Elizabeth Hays Lanfear in Crabb Robinson's Diary and Reminiscences

1809 Reminiscences: And I soon renewed my old acquaintce habits ^and^ of visiting my old acquaintance I went to Mrs Barbauld whom I had to console with, on account of her husband having drowned himself ^in a fit of insanity^ – His death was a relief to her – At Islington was my friend Miss Hayes who had also lost a brother in law Mr Lanfere by an act of suicide, the consequence of commercial embarrassment –

September 5 1812: The forenoon at Chambers & at Manning’s Chambers to whom I wrote a letter about [blank space]. At 4 Mord Andrews drove me in a gig to Geo. Wedd’s with whom I dined: his bride looked exceedingly well and Harriet Wedd her Sister very pretty. Miss Hill, the other bride maid a very agreeable girl. There were besides Mr Hill a nephew of Miss Hayes & Mr Lanfere the son in law of Miss H. I was not much pleased with either; H. is a coarse man in language & manners but is good humoured, in person resembling both Sam: Kent & Kingsbury though fatter than either. L. has more stuff in him; he has travelled And Miss H. speaks of him very highly for his exemplary conduct to his Mother in law in very trying Situations; but he is forward & makes pretensions beyond what he is entitled to. It was a day of effort. I resolved to amuse myself & others And I believe I succeeded. Andrews drove me & his Sister home late.

1820: May Thursday 25th. My brother came to town chiefly to attend the Unitarian Society today – he left me after breakfast – I was at home great part of the morning, studying a case Bromley had sent me and again lounging at Sotheby’s sale – Bought a capital Rousseau 38 vols for £7.10.0. I dined with Mr Hays. My friend Mrs H: was not there, the weather kept her away. Instead was Mrs. Lanfear and her boy – he is a fine interesting lad who I should judge by his aunt’s account of him and from his interesting face and conversation will prove an extraordinary man. His mother did not please me – She is a radical and offensively violent in the expression offer opinions – A vulgar declaimer, adopting all the commonplace notions – so that the very words were familiar to me – There is an unfeminine severity in her manner as well as a character of her opinions themselves not suited to the fair sex so that she gave me no pleasure – but she is a strong minded clever woman I have no doubt.

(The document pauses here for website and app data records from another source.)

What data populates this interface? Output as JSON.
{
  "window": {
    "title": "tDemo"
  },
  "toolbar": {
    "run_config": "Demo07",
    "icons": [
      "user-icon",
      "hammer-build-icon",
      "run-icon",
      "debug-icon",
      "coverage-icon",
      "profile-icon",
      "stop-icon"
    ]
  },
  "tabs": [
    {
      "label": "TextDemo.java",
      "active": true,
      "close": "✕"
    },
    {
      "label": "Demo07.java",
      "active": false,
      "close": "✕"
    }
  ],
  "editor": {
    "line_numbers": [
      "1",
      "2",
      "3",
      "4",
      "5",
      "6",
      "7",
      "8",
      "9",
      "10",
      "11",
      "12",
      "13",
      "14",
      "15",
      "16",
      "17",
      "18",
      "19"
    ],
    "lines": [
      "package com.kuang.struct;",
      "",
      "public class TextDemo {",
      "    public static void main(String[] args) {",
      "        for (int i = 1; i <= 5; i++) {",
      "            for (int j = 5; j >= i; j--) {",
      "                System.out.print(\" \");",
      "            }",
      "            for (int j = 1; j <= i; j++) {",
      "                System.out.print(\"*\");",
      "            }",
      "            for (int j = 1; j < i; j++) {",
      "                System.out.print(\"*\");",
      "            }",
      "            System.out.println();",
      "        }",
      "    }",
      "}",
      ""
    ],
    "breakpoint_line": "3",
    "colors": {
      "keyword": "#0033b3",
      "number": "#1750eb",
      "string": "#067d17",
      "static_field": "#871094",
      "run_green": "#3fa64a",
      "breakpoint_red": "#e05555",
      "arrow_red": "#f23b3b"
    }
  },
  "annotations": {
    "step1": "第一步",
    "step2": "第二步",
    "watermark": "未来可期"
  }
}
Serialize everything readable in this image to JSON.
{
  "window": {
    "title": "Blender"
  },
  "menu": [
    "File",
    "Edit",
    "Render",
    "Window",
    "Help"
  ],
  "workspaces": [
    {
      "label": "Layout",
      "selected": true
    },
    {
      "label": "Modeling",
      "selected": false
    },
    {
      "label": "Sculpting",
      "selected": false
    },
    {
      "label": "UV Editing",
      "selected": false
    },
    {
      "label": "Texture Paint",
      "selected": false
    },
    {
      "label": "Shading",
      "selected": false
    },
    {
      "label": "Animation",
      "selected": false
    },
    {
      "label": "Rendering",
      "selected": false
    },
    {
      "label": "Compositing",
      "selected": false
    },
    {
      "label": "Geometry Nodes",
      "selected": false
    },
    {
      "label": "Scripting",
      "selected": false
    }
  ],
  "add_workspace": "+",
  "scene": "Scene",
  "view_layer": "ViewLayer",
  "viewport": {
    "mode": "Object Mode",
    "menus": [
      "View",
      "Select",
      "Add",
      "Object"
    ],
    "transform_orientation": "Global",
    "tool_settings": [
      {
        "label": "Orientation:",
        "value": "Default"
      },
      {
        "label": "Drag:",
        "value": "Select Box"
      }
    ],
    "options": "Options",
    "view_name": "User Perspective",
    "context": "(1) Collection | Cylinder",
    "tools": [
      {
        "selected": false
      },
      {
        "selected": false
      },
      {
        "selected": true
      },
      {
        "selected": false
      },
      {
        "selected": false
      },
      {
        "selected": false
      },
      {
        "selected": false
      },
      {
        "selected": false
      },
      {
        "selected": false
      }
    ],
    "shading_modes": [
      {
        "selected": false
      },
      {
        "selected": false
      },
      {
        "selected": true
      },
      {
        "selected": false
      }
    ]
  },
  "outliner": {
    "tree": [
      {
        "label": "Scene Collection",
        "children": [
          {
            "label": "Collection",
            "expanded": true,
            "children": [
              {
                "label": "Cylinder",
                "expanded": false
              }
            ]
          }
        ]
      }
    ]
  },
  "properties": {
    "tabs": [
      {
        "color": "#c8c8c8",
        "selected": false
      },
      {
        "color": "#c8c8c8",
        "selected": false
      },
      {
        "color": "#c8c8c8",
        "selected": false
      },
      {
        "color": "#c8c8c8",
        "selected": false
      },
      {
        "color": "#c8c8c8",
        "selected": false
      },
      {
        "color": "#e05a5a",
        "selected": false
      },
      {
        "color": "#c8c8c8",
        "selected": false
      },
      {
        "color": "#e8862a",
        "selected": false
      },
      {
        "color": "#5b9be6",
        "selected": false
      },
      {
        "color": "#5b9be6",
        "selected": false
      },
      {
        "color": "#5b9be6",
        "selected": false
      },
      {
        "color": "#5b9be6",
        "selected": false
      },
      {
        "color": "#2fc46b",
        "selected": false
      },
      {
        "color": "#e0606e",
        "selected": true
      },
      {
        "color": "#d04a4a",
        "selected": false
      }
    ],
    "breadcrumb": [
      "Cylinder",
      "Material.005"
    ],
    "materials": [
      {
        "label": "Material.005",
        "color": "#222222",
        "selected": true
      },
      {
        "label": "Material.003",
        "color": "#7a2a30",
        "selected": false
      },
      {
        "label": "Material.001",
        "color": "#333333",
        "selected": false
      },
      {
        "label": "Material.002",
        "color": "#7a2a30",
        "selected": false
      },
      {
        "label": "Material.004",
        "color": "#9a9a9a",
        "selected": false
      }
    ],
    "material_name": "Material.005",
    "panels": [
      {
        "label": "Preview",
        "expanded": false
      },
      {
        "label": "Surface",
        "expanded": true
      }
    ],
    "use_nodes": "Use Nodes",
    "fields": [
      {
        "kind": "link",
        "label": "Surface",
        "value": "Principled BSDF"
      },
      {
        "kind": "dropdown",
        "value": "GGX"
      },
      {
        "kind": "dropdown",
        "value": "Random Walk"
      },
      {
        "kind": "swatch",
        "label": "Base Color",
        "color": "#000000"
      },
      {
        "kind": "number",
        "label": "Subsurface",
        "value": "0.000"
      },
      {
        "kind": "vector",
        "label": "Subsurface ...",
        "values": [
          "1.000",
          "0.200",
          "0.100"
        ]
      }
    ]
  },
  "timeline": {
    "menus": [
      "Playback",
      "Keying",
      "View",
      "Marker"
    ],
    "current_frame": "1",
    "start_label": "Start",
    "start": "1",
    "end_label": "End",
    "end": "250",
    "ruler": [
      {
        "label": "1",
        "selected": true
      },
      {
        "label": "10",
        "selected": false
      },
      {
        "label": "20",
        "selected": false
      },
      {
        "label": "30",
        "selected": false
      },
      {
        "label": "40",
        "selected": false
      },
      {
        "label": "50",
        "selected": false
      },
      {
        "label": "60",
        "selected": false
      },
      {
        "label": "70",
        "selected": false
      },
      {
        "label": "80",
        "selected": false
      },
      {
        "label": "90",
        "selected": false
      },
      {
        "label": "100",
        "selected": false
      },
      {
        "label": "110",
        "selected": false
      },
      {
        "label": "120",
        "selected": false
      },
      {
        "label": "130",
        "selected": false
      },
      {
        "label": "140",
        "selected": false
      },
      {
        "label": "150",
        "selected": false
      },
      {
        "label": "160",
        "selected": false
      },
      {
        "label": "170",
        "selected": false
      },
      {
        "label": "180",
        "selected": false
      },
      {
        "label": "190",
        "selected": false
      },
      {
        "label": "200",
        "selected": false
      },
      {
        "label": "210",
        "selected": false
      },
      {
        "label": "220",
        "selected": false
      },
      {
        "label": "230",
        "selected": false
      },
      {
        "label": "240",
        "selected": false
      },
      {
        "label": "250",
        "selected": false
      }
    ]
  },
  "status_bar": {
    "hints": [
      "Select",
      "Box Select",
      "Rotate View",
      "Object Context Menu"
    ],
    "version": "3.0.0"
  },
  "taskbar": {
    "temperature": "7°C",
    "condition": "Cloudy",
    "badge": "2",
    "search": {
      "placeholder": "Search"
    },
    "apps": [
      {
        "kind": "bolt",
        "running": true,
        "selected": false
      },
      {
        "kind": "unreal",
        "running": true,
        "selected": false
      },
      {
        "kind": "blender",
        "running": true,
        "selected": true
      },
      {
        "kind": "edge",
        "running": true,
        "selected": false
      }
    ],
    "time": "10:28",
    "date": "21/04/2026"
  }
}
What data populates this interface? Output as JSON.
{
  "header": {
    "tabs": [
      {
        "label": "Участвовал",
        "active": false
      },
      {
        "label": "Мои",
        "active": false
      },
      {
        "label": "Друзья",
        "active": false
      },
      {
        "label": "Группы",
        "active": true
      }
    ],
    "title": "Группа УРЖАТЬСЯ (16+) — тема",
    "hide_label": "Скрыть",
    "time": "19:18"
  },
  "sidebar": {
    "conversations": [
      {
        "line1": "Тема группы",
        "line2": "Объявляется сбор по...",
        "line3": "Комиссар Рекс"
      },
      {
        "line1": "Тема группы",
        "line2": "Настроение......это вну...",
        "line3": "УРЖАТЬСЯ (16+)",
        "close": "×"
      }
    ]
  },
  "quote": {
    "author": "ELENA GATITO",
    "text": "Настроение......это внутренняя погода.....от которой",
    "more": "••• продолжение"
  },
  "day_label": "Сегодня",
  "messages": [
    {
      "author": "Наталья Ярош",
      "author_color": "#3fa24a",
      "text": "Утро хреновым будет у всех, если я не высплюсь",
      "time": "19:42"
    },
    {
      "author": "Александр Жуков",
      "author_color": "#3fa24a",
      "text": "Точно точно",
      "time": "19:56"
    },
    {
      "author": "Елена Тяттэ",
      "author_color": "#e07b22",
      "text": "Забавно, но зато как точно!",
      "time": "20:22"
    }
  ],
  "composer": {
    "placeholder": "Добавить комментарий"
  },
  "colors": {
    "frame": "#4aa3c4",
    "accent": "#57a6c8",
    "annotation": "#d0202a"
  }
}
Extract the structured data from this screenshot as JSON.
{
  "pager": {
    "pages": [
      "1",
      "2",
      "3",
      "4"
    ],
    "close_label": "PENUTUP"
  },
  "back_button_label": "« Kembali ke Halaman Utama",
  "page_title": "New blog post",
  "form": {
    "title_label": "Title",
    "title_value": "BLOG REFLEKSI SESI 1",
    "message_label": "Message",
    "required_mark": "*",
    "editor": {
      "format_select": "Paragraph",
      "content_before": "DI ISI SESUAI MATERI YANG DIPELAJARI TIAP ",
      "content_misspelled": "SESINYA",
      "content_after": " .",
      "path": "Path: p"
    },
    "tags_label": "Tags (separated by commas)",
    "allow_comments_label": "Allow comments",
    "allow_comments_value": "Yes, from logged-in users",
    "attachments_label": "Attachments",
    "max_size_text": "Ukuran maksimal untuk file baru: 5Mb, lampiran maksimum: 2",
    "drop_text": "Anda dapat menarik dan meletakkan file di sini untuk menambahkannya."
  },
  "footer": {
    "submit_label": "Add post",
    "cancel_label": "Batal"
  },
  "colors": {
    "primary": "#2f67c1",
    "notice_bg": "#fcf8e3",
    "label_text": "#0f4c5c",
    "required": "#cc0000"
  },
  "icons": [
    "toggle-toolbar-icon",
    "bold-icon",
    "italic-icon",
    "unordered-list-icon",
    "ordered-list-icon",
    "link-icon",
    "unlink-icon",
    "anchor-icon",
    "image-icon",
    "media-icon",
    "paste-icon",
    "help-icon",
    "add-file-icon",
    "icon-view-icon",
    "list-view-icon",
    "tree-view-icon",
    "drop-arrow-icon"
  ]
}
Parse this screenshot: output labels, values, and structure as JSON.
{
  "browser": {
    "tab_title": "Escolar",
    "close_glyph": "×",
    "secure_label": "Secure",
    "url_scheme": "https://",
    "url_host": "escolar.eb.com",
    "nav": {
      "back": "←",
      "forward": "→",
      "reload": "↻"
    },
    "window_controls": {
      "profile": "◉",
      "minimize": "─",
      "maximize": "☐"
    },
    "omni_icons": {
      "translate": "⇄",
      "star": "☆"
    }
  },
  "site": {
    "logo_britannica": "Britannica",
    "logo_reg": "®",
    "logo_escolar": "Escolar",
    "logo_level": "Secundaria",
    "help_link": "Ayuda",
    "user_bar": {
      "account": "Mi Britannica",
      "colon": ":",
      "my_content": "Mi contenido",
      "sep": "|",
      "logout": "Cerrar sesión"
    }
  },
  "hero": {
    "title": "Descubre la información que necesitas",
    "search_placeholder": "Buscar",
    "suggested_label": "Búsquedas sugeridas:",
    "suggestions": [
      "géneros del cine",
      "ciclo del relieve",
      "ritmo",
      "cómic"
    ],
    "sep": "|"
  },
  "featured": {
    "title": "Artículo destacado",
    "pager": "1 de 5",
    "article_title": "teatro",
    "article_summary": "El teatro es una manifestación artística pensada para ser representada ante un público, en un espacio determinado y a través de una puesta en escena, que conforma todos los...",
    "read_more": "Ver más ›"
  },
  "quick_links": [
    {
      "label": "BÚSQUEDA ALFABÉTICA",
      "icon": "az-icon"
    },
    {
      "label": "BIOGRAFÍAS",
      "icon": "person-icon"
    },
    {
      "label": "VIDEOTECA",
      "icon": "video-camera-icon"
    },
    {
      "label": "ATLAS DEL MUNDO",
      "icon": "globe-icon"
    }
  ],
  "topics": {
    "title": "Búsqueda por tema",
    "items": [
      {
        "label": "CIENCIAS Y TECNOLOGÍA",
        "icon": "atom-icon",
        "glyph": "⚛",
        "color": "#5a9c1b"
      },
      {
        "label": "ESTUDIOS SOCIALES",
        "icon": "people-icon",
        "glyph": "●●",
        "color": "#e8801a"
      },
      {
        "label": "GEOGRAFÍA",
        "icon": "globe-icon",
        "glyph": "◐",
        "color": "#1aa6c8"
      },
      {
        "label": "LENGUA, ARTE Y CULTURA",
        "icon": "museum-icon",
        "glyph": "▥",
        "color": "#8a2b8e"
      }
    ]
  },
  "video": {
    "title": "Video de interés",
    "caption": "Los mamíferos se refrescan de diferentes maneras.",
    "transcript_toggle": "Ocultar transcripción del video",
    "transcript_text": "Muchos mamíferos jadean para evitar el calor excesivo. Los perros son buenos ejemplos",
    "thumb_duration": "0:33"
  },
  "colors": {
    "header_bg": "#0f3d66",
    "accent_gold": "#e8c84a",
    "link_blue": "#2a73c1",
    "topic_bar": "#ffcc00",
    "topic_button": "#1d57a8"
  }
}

1824: November 7th. After breakfasting at Hundleby’s a very pleasant walk to Greenwich and afterwards to Benecke’s – Found Miss H: in great affliction about her sister Lanfare who has a cancer and it threatens her with an early death – Probably it is of a more malignant nature than my poor sister’s – At least the surgeons hold a much more serious language about it.

1825: Saturday January 1st. A morning of calls. Manning and Jardine not at home. On Miss Hays at Mr Hills of Canonbury – Her sister is still alive but in a deplorable state.

1825: February 6th. … Found Miss Hays in deep affliction at the death of her niece Mrs Francis, and the dying condition of her sister Mrs Lanfere – rather a melancholy visit. (10th a.m.) I had a more agreeable visit to the Beneckes to whom I read some of poor Hamond’s papers They interested B: who is a most enlightened as well as zealous Christian. He seems to unite heat and light in the greatest possible degree – his religion is free from all bigotry as from all intolerance.